"You have to understand that we live in Pittsburgh, so we're kind of in the eye of the media storm over the last week. We worked with Ben for years on a number of different projects. Like everybody, as people who live in Pittsburgh and know Ben, we were surprised, and we're just trying to keep up with the story.''
Hennion said there was never consideration of pulling Roethlisberger from the ad campaign before its national debut Thursday. As of Friday afternoon, he said reaction to the campaign was 90 percent favorable.
The sporting goods company is the title sponsor for what is billed as Dick's Sporting Goods/ESPN Football Kickoff Week, which is the lead-up to the opening of the college football season on the sports cable network. Dick's also has partnered with Nike in the multiplatform campaign. One of the featured games will be the first at the new Dallas Cowboys stadium, promoted as Dick's Sporting Goods/Cowboys Classic.
Roethlisberger and two other NFL All-Pros -- Houston Texans wide receiver Andre Johnson and Oakland Raiders cornerback Nnamdi Asomugha -- appear in the Dick's ad campaign, which runs through Labor Day. Roethlisberger, one of the leading faces of the NFL, also is featured on the cover of catalogues mailed out this week by Dick's Sporting Goods.
"Those TV ads are probably the best public vote of confidence he could have,'' said Scott Becher, president of Sports & Sponsorships, a national sports marketing agency. "He's got a large company staking its reputation on their belief that he is OK, saying that he is a good guy. That kind of very visible support is helpful to his image.
"They could have pulled those [commercials] in a heartbeat. So that is bold."
Since he led the Steelers to the first of his two Super Bowl wins in 2006, Roethlisberger has been hugely popular in western Pennsylvania and throughout the league. His name is plastered on everything in Pittsburgh, from a barbecue sauce (Big Ben's BBQ Sauce) to the "Roethlisburgers" being sold at a sandwich joint.
PLB Sports in Pittsburgh also sells Roethlisberger's Big Ben's Beef Jerky -- both original and teriyaki flavored. To coincide with the start of NFL training camp, the line is being extended with the introduction of a peppered beef jerky.
"Everything is fine and status quo," said Ty Ballou, president of PLB Sports. "Ben is probably one of the most popular athletes we deal with. He has done extremely well. So nothing has changed. I just hope this gets resolved and it comes to a good ending."
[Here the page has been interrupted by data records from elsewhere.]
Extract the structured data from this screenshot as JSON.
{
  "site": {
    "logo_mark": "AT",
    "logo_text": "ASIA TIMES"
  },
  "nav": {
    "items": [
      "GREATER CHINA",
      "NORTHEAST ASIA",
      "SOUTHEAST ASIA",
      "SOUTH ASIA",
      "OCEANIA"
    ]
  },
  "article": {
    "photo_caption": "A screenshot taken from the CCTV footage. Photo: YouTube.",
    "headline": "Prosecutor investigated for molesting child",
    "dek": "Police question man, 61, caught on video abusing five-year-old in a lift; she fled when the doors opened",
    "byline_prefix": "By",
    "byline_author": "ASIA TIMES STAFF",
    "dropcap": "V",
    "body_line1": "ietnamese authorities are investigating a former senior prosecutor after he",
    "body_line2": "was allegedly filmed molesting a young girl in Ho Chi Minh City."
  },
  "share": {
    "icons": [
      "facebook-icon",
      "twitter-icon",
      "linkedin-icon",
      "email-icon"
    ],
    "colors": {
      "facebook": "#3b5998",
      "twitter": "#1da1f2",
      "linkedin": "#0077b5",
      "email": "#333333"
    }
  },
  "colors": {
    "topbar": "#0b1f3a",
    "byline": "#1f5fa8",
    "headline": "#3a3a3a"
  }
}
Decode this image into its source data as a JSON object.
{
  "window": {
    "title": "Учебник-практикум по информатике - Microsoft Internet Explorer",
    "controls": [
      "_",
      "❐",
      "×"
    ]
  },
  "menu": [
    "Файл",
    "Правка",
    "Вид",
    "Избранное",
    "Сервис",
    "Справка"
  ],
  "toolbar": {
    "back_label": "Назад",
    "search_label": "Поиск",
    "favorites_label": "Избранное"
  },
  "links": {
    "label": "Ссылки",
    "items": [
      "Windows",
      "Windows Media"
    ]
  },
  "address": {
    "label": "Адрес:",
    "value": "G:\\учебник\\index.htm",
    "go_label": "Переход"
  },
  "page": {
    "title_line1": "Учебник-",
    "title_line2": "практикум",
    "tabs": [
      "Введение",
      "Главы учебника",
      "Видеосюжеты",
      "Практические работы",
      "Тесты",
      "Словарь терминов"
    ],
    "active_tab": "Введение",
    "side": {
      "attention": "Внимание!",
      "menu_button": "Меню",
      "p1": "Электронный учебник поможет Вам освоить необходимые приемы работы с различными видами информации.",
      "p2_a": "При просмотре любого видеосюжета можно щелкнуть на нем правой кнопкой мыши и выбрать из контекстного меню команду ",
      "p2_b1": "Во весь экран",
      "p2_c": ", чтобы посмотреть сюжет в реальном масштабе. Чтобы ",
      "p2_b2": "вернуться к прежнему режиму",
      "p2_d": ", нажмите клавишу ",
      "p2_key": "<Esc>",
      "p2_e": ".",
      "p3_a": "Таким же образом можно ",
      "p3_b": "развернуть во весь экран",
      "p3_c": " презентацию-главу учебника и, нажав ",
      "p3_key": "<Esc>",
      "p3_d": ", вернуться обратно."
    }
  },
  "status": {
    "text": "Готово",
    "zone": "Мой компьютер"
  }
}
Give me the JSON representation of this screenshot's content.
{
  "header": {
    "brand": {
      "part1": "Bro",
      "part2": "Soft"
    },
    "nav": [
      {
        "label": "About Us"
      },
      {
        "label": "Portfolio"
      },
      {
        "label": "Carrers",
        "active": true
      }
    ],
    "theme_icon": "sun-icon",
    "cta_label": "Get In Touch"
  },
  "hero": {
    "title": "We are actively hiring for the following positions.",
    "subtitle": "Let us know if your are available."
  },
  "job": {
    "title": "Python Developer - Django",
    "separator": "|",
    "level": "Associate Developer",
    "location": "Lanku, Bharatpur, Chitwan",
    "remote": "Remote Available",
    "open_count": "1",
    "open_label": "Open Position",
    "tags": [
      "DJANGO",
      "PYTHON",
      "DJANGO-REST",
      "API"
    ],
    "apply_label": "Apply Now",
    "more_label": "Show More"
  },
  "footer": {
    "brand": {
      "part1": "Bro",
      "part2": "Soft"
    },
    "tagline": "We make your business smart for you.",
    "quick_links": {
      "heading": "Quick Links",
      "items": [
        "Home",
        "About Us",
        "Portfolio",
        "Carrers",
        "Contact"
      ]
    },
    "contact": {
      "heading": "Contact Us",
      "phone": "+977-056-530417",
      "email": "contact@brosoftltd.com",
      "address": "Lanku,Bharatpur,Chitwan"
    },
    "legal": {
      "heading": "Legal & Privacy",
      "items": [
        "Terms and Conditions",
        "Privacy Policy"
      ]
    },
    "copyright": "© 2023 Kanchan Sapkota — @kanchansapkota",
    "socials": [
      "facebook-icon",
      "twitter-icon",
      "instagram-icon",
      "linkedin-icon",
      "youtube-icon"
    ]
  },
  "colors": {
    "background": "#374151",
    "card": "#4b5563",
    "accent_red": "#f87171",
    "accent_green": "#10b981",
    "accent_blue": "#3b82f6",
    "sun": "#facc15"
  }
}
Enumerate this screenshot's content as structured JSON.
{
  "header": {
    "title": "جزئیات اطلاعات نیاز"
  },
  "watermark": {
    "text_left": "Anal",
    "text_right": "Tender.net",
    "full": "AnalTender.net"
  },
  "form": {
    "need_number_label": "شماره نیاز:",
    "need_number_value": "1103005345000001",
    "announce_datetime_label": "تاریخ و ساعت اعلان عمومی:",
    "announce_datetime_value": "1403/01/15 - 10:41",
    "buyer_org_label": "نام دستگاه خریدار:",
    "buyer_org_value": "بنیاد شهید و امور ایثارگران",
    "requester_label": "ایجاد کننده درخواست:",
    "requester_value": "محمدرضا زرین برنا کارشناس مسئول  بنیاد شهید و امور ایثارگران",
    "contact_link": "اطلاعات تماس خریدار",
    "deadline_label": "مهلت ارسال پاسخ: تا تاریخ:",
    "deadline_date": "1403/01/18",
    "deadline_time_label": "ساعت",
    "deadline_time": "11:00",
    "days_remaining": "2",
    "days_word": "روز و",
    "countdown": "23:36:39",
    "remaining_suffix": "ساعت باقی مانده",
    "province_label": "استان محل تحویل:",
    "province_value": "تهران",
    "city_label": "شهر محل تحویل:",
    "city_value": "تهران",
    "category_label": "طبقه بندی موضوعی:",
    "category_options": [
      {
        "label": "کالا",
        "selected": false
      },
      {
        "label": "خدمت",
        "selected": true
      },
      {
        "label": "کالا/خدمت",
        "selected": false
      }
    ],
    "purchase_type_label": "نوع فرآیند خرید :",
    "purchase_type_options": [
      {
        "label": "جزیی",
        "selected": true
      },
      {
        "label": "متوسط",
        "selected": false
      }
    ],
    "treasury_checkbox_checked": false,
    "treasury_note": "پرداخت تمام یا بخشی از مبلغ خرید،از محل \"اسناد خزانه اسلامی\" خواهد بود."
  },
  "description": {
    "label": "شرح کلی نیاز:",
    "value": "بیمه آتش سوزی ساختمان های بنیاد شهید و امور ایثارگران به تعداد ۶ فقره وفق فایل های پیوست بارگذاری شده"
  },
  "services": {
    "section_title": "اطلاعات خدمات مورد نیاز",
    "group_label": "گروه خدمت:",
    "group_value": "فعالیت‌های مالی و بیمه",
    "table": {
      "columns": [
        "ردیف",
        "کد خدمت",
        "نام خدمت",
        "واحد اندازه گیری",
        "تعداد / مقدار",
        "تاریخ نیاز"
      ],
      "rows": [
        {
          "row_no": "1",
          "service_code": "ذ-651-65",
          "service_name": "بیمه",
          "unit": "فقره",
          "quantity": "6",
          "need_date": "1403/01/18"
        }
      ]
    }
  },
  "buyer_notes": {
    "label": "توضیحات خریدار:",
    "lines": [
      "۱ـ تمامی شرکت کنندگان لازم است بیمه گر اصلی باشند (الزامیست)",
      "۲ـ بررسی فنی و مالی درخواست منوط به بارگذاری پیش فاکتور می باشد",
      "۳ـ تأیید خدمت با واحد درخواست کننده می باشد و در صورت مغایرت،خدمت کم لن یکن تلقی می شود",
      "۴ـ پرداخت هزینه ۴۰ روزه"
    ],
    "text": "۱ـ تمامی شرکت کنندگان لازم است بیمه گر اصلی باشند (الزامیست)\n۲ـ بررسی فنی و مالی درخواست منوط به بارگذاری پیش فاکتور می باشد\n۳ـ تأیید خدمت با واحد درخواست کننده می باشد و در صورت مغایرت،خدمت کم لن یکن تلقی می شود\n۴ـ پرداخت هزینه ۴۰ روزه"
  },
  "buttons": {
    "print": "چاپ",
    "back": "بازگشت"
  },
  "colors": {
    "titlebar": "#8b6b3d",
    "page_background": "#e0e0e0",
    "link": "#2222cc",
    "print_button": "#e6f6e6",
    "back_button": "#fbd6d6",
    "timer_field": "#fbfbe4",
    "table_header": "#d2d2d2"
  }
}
Mike Fish is an investigative reporter for ESPN.com. He can be reached at email@example.com.
1dDoug Clawson, ESPN Stats & Information